Yours is a useful distinction; next time the "why don't women blog on blah blah blah" comes up, I'll use this, instead of the other frames.
- At 7/15/2005 3:01 PM, Another Damned Medievalist said...
I like that definition, too, although I also think there's another type (maybe defined by New Kid?) which is the 'academic life' blog. That's how I tend to think of mine -- the occasional rant, but mostly just my experiences AS an academic, in addition to ideas about research, etc. And conference reports, which I've noticed most of the medievalists do, some more explicitly than others.
I'm also glad you mentioned where the time comes from, because I know that's true for me, too.
- At 7/16/2005 9:22 PM, mantooth said...
I admire your bravery in being willing to forsake anonymity even though you're untenured. I don't know if it helps to be at a state school, but at my university--a religious institution with a long reactionary history from which it's only now emerging--I'm concerned about relics in the administration seizing upon my comments and using them to sink my tenure application. For that reason, I'm choosing to go anonymous, for the most part. (Pretty much anyone who knows me could ID me from my blog b/c I post photos of my kid.)
I've also decided to make my blog a "#3" in your taxonomy. I like your ideas about how blogging doesn't necessarily amount to time away from work; thinking about writing about the personal, familial, social, and political significance of the activities of daily life is the job of an academic, especially in the humanities, I'd say.
- At 7/18/2005 12:44 AM, academic coach said...
I agree with Bitch that your definition provides an interesting frame for the issue.
- At 7/21/2005 10:57 PM, Michelle said...
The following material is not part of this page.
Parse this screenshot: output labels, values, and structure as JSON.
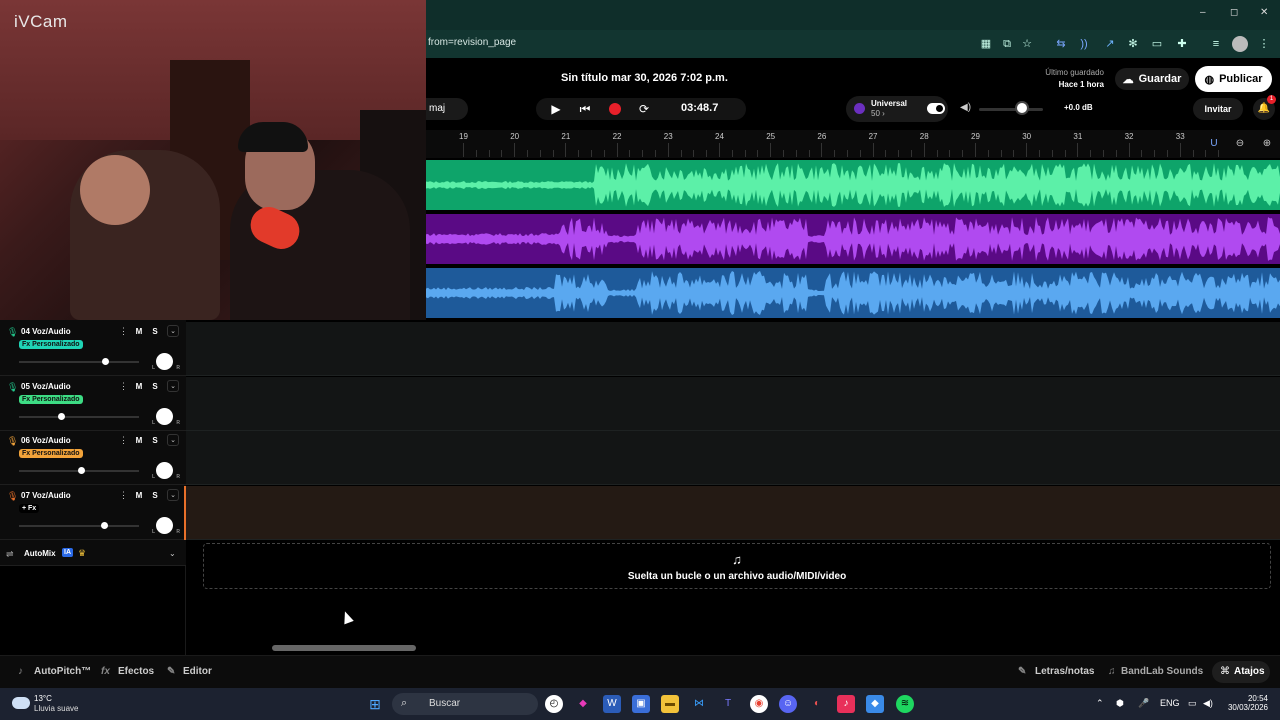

ADM, I would put New Kid in #1. No it's not super personal but it's anonymous and less about public issues.
After reading Bitch's post and thinking some more about gender and categories, it seems less surprising to me that there tends to be a public/male/non-anonymous vs. private/female/anonymous dichotomy (with some interesting exceptions). The anon v. non-anon, I think, has more to do with the content (public v. private). And I think the decision to do a public v. private blog has something to do with gender. (Here I'm remembering all those old texts from my Women's Studies 101 at Barnard.)
I think a really interesting research question (for someone in the humanities or maybe anthro/soc) would be: (why) do women's blogs tend to be about the "private" sphere, while men's blogs tend to be about the "public" sphere?
First, you'd have to determine whether [the top 1000 linked?] blogs do really fall along that axis (easy enough with a 2x2 table, if you could figure out the gender of writers of anonymous blogs). Then, you'd have to explain why.
Maybe it's really obvious why. Maybe it's the private vs. public sphere-thing. Or maybe its something else. (Or maybe there's no gender relationship at all...)
I'm just thinking out loud here.